Friday, November 21, 2008

Lemmings under threat

You know lemmings. The small furry rodents that supposedly arrive in plague proportions and then suicide en masse as the food runs out. Incidentally, does anyone else remember the game “Lemmings”, which was released in the 1990s? The obsession of a generation of kids, you can play it here if you are in the market for some time wasting or nostalgia… But I digress! Some new research has revealed that global warming is threatening the lemmings in a most peculiar way. No, these little critters haven’t been driven to suicide by frustration about the lack of human action to prevent climate change…

In fact, the idea that lemmings commit suicide is a myth. What really happens is that in some years they become superabundant (because more young than usual survive- female lemmings can have up to three litters of 12 young per year!), which means that food becomes scarce. During these times they can become so hungry that they disperse in large numbers and to find food. Occasionally, large groups will leap into the sea (sometimes from a cliff!) and swim off to find food, which led to the myth that they commit suicide.

But where does climate change fit in? The new research, published in Nature this month, has shown that lemming numbers are declining because the ‘wrong’ type of snow has been falling in Norway. During winter, lemmings live in the subnivean space that forms between the top layer of snow and the ground. Here, they can remain protected from predators and insulated from cold weather, feeding on the exposed herbage, until the end of winter. Recently, though, this type of snow has not been forming, and worse still, freeze-thaw cycles have meant that a layer of impenetrable ice has been forming over the moss. This has led to a decline in lemming numbers, which will of course have knock-on effects up the food chain on populations of predators such as Arctic foxes and snowy owls. This is just another example amongst many showing that we humans must change our ways if we are going to ensure the survival of the planet.

A lemming- the real kind!

1 comment:

  1. The wrong sort of snow also stops trains in the UK.
    Oh, and leaves on the tracks.

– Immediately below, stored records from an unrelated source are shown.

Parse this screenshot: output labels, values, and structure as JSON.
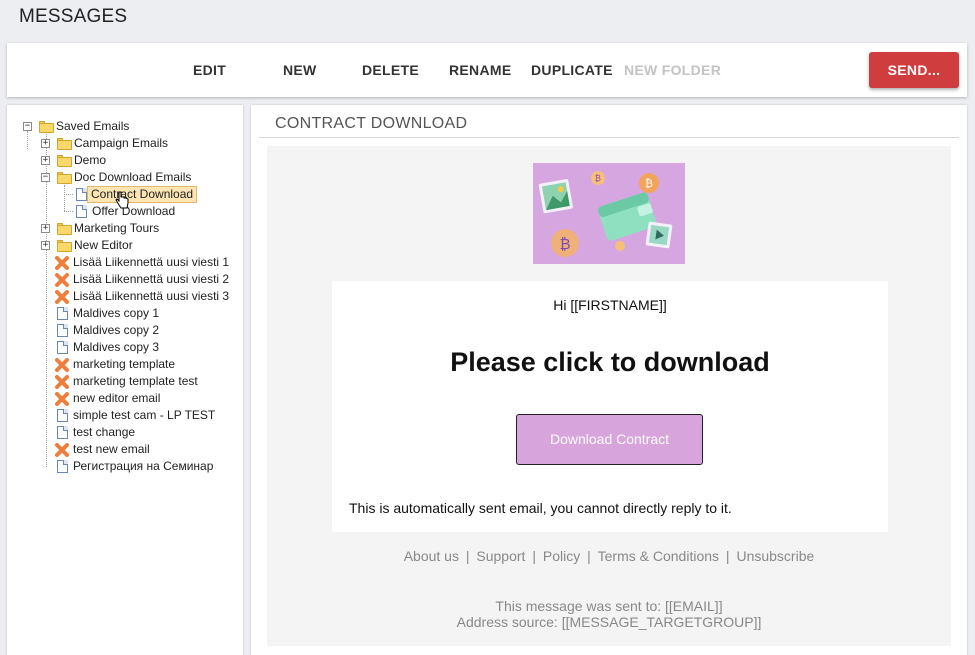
{
  "page": {
    "title": "MESSAGES"
  },
  "toolbar": {
    "edit": "EDIT",
    "new": "NEW",
    "delete": "DELETE",
    "rename": "RENAME",
    "duplicate": "DUPLICATE",
    "new_folder": "NEW FOLDER",
    "send": "SEND..."
  },
  "tree": {
    "root": "Saved Emails",
    "folders": {
      "campaign": "Campaign Emails",
      "demo": "Demo",
      "doc_download": "Doc Download Emails",
      "marketing_tours": "Marketing Tours",
      "new_editor": "New Editor"
    },
    "doc_children": [
      "Contract Download",
      "Offer Download"
    ],
    "items": [
      "Lisää Liikennettä uusi viesti 1",
      "Lisää Liikennettä uusi viesti 2",
      "Lisää Liikennettä uusi viesti 3",
      "Maldives copy 1",
      "Maldives copy 2",
      "Maldives copy 3",
      "marketing template",
      "marketing template test",
      "new editor email",
      "simple test cam - LP TEST",
      "test change",
      "test new email",
      "Регистрация на Семинар"
    ],
    "selected": "Contract Download"
  },
  "main": {
    "title": "CONTRACT DOWNLOAD",
    "email": {
      "greeting": "Hi [[FIRSTNAME]]",
      "headline": "Please click to download",
      "button": "Download Contract",
      "note": "This is automatically sent email, you cannot directly reply to it.",
      "footer_links": [
        "About us",
        "Support",
        "Policy",
        "Terms & Conditions",
        "Unsubscribe"
      ],
      "sent_to": "This message was sent to: [[EMAIL]]",
      "address_source": "Address source: [[MESSAGE_TARGETGROUP]]"
    }
  },
  "colors": {
    "send": "#cf3d3e",
    "hero_bg": "#d6a6e0",
    "download_button": "#d7a4dc",
    "selection": "#fde6b3"
  }
}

    Always thought this odd as in Australia we have camels on the track and they don't appear to stop the Ghan, but in the UK the snow and leaves do. Also would have thought they would anticipate this, it being the UK, with deciduous trees and snow and all.